*Your objective*:
Would you print out all of the data exactly and keep the pictures out of it?
*** Opening of Dataset content ***
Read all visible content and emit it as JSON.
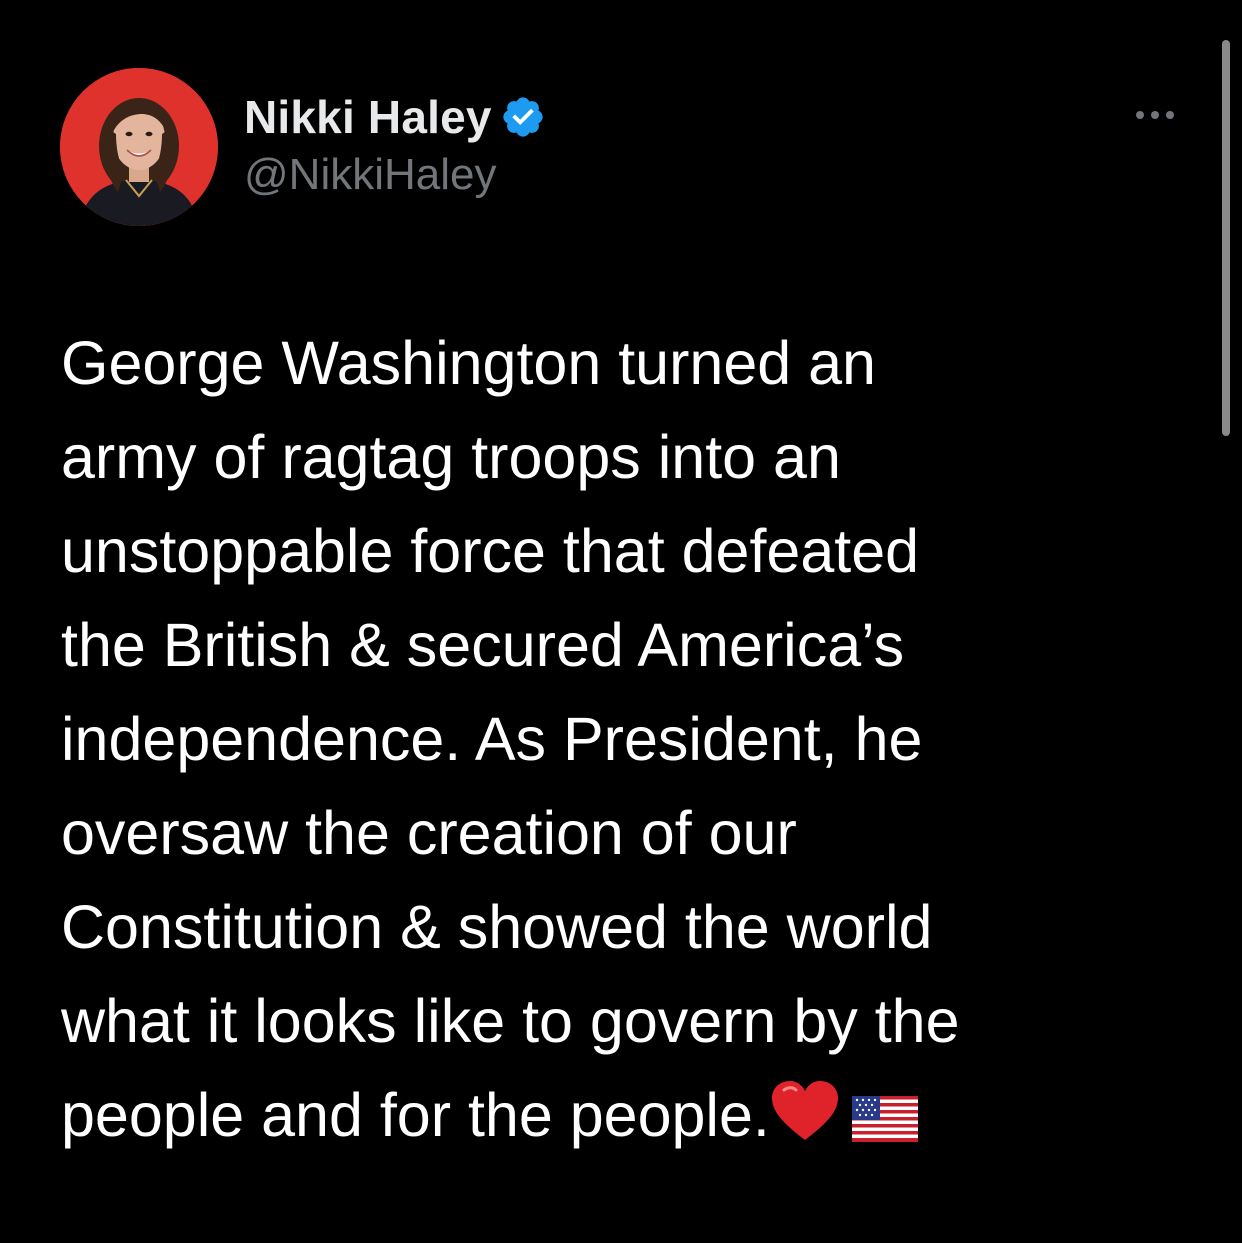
{
  "author": {
    "display_name": "Nikki Haley",
    "handle": "@NikkiHaley",
    "verified": true,
    "avatar_icon": "profile-photo-red-background"
  },
  "tweet": {
    "lines": [
      "George Washington turned an",
      "army of ragtag troops into an",
      "unstoppable force that defeated",
      "the British & secured America’s",
      "independence. As President, he",
      "oversaw the creation of our",
      "Constitution & showed the world",
      "what it looks like to govern by the",
      "people and for the people."
    ],
    "emojis": [
      "red-heart-emoji",
      "us-flag-emoji"
    ]
  },
  "more_menu": {
    "icon": "more-horizontal-icon"
  },
  "colors": {
    "background": "#000000",
    "text_primary": "#ffffff",
    "text_secondary": "#71767b",
    "verified_blue": "#1d9bf0",
    "avatar_bg": "#e0322c"
  }
}
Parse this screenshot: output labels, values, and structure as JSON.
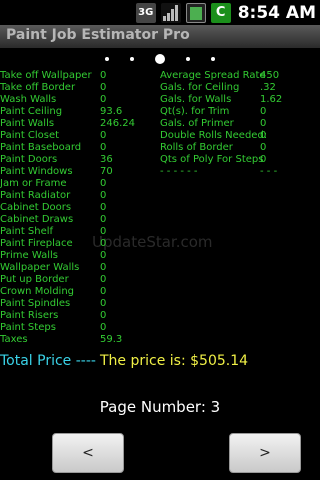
{
  "status_bar": {
    "time": "8:54",
    "ampm": "AM",
    "network_badge": "3G",
    "app_badge": "C"
  },
  "app": {
    "title": "Paint Job Estimator Pro"
  },
  "pager": {
    "dot_count": 5,
    "active_index": 2
  },
  "rows": [
    {
      "label": "Take off Wallpaper",
      "value": "0",
      "label2": "Average Spread Rate",
      "value2": "450"
    },
    {
      "label": "Take off Border",
      "value": "0",
      "label2": "Gals. for Ceiling",
      "value2": ".32"
    },
    {
      "label": "Wash Walls",
      "value": "0",
      "label2": "Gals. for Walls",
      "value2": "1.62"
    },
    {
      "label": "Paint Ceiling",
      "value": "93.6",
      "label2": "Qt(s). for Trim",
      "value2": "0"
    },
    {
      "label": "Paint Walls",
      "value": "246.24",
      "label2": "Gals. of Primer",
      "value2": "0"
    },
    {
      "label": "Paint Closet",
      "value": "0",
      "label2": "Double Rolls Needed:",
      "value2": "0"
    },
    {
      "label": "Paint Baseboard",
      "value": "0",
      "label2": "Rolls of Border",
      "value2": "0"
    },
    {
      "label": "Paint Doors",
      "value": "36",
      "label2": "Qts of Poly For Steps",
      "value2": "0"
    },
    {
      "label": "Paint Windows",
      "value": "70",
      "label2": "- - - - - -",
      "value2": "- - -"
    },
    {
      "label": "Jam or Frame",
      "value": "0"
    },
    {
      "label": "Paint Radiator",
      "value": "0"
    },
    {
      "label": "Cabinet Doors",
      "value": "0"
    },
    {
      "label": "Cabinet Draws",
      "value": "0"
    },
    {
      "label": "Paint Shelf",
      "value": "0"
    },
    {
      "label": "Paint Fireplace",
      "value": "0"
    },
    {
      "label": "Prime Walls",
      "value": "0"
    },
    {
      "label": "Wallpaper Walls",
      "value": "0"
    },
    {
      "label": "Put up Border",
      "value": "0"
    },
    {
      "label": "Crown Molding",
      "value": "0"
    },
    {
      "label": "Paint Spindles",
      "value": "0"
    },
    {
      "label": "Paint Risers",
      "value": "0"
    },
    {
      "label": "Paint Steps",
      "value": "0"
    },
    {
      "label": "Taxes",
      "value": "59.3"
    }
  ],
  "total": {
    "label": "Total Price ----",
    "price_text": "The price is: $505.14"
  },
  "page_number_text": "Page Number: 3",
  "nav": {
    "prev_label": "<",
    "next_label": ">"
  },
  "watermark": "UpdateStar.com",
  "colors": {
    "label_green": "#33cc33",
    "total_cyan": "#3ad3e8",
    "price_yellow": "#f0f046",
    "background": "#000000"
  }
}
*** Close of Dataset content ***
*Solution for this task*:
Read all visible content and emit it as JSON.
{
  "author": {
    "display_name": "Nikki Haley",
    "handle": "@NikkiHaley",
    "verified": true,
    "avatar_icon": "profile-photo-red-background"
  },
  "tweet": {
    "lines": [
      "George Washington turned an",
      "army of ragtag troops into an",
      "unstoppable force that defeated",
      "the British & secured America’s",
      "independence. As President, he",
      "oversaw the creation of our",
      "Constitution & showed the world",
      "what it looks like to govern by the",
      "people and for the people."
    ],
    "emojis": [
      "red-heart-emoji",
      "us-flag-emoji"
    ]
  },
  "more_menu": {
    "icon": "more-horizontal-icon"
  },
  "colors": {
    "background": "#000000",
    "text_primary": "#ffffff",
    "text_secondary": "#71767b",
    "verified_blue": "#1d9bf0",
    "avatar_bg": "#e0322c"
  }
}
Parse this screenshot: output labels, values, and structure as JSON.
{
  "status_bar": {
    "time": "8:54",
    "ampm": "AM",
    "network_badge": "3G",
    "app_badge": "C"
  },
  "app": {
    "title": "Paint Job Estimator Pro"
  },
  "pager": {
    "dot_count": 5,
    "active_index": 2
  },
  "rows": [
    {
      "label": "Take off Wallpaper",
      "value": "0",
      "label2": "Average Spread Rate",
      "value2": "450"
    },
    {
      "label": "Take off Border",
      "value": "0",
      "label2": "Gals. for Ceiling",
      "value2": ".32"
    },
    {
      "label": "Wash Walls",
      "value": "0",
      "label2": "Gals. for Walls",
      "value2": "1.62"
    },
    {
      "label": "Paint Ceiling",
      "value": "93.6",
      "label2": "Qt(s). for Trim",
      "value2": "0"
    },
    {
      "label": "Paint Walls",
      "value": "246.24",
      "label2": "Gals. of Primer",
      "value2": "0"
    },
    {
      "label": "Paint Closet",
      "value": "0",
      "label2": "Double Rolls Needed:",
      "value2": "0"
    },
    {
      "label": "Paint Baseboard",
      "value": "0",
      "label2": "Rolls of Border",
      "value2": "0"
    },
    {
      "label": "Paint Doors",
      "value": "36",
      "label2": "Qts of Poly For Steps",
      "value2": "0"
    },
    {
      "label": "Paint Windows",
      "value": "70",
      "label2": "- - - - - -",
      "value2": "- - -"
    },
    {
      "label": "Jam or Frame",
      "value": "0"
    },
    {
      "label": "Paint Radiator",
      "value": "0"
    },
    {
      "label": "Cabinet Doors",
      "value": "0"
    },
    {
      "label": "Cabinet Draws",
      "value": "0"
    },
    {
      "label": "Paint Shelf",
      "value": "0"
    },
    {
      "label": "Paint Fireplace",
      "value": "0"
    },
    {
      "label": "Prime Walls",
      "value": "0"
    },
    {
      "label": "Wallpaper Walls",
      "value": "0"
    },
    {
      "label": "Put up Border",
      "value": "0"
    },
    {
      "label": "Crown Molding",
      "value": "0"
    },
    {
      "label": "Paint Spindles",
      "value": "0"
    },
    {
      "label": "Paint Risers",
      "value": "0"
    },
    {
      "label": "Paint Steps",
      "value": "0"
    },
    {
      "label": "Taxes",
      "value": "59.3"
    }
  ],
  "total": {
    "label": "Total Price ----",
    "price_text": "The price is: $505.14"
  },
  "page_number_text": "Page Number: 3",
  "nav": {
    "prev_label": "<",
    "next_label": ">"
  },
  "watermark": "UpdateStar.com",
  "colors": {
    "label_green": "#33cc33",
    "total_cyan": "#3ad3e8",
    "price_yellow": "#f0f046",
    "background": "#000000"
  }
}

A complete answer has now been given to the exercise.